“People really wanted me to stay as a local coffee shop, not branded or a franchise,” Alencar said. “That way then can support a local small business. People in Hockessin really like to do that.”
Then came the pandemic, and the state order that coffee shops and other restaurants offer take-out only.
People still come in for coffee, espresso and breakfast-and-lunch treats made with all-organic ingredients. However, Alencar said he had to let ten employees go. “It’s been really, really slow,” Alencar added. He estimated that volume was about 20 percent of the previous daily business.
Alencar had also made improvements to the ventilation and exhaust systems to reopen The Perfect Cup. It was extensively cleaned, and it has a new paint job. Alencar said the current trickle of customers would not be enough to cover expenses such as rent.
“A lot of people are afraid, you know, to even get out of the house,” Alencar said.
In Wilmington, Kurtz Collection on North Union Street deals in rugs, furniture and home furnishings for clients locally and around the world, according to the Chief Operating Officer Erika Kurtz. The showroom is not available now for in-person shopping. Its website now promotes “free non-contact delivery” on local orders.
According to Kurtz, the business has been impacted in several ways: customers are unable to visit the store for that initial consultation, and in-home visits are also not happening due to health and safety concerns.
“It’s kind of put a stoppage on a lot of our normal course of business and also, given the current economic uncertainty, I think a lot of people are more hesitant to make larger purchases at this time as well,” Kurtz said.
To generate some income in the interim, Kurtz said Kurtz Collection would place more emphasis on what’s traditionally been a smaller part of its business: smaller home accessories. It also hopes to conduct more online business as maybe – just maybe – homebound citizens take a long hard look at what’s around them and think about ways their homes could be more comfortable.
Kurtz added that despite the sudden change, the business has been able to keep everyone working. Between its locations in Wilmington and at Glen Eagle Square in Glen Mills, it has a staff of about sixteen people. Most are now working from home, and functions of many of their jobs have been re-cast from their original job descriptions.

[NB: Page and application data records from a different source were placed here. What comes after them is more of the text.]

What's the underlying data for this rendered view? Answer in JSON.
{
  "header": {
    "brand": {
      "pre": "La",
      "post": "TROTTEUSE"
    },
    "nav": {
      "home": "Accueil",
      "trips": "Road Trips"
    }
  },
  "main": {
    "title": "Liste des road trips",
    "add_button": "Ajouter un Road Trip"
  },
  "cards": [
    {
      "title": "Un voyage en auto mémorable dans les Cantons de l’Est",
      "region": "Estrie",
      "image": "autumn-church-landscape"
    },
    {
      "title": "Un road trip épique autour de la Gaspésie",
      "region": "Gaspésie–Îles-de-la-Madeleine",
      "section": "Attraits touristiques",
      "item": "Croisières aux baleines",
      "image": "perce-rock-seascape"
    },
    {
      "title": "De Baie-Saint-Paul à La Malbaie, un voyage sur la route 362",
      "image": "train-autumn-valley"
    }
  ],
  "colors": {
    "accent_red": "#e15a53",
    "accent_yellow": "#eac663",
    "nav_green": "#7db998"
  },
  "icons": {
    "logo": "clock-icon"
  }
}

“One of the great things about our team is how open they were to jump in to help with whatever was needed to keep the home fires burning until we all can get back to business as usual – hopefully, whatever usual becomes,” Kurtz said. “We’ve been really wanting to support our staff and keep everybody engaged.”
Scott, meanwhile, has not been able to keep her full-time general manager working during this closure. Two college students, who she said were instrumental in helping her develop her online business, are also working a lot from home to track business and update Designer Consigner’s website.
The pandemic, according to Scott, has had one positive effect: it forced her to transform and expand into the online world of shopping – which has included some online entertainment.
Since starting the Friday night Livestream (7:30 p.m. on Designer Consigner’s Facebook page), Scott said customers have turned in and remarked on her “natural” on-camera presence as her son follows her around the store with an i-Phone. The focus this week was to be on potential Mother’s Day gifts such as jewelry, accessory items, wallets, purses and scarves.
“People love it,” Scott said.
Patterson-Schwartz, meanwhile, kept The Perfect Cup busy with a recent purchase of $1,000 worth of sandwiches, wraps, baked goods and coffee for delivery to about 100 healthcare workers at ChristianaCare on two occasions last week.
Alencar is hoping those tables and chairs at the shop that has stood in Hockessin for 24 years can be occupied once again soon.
“This is a part of the community.”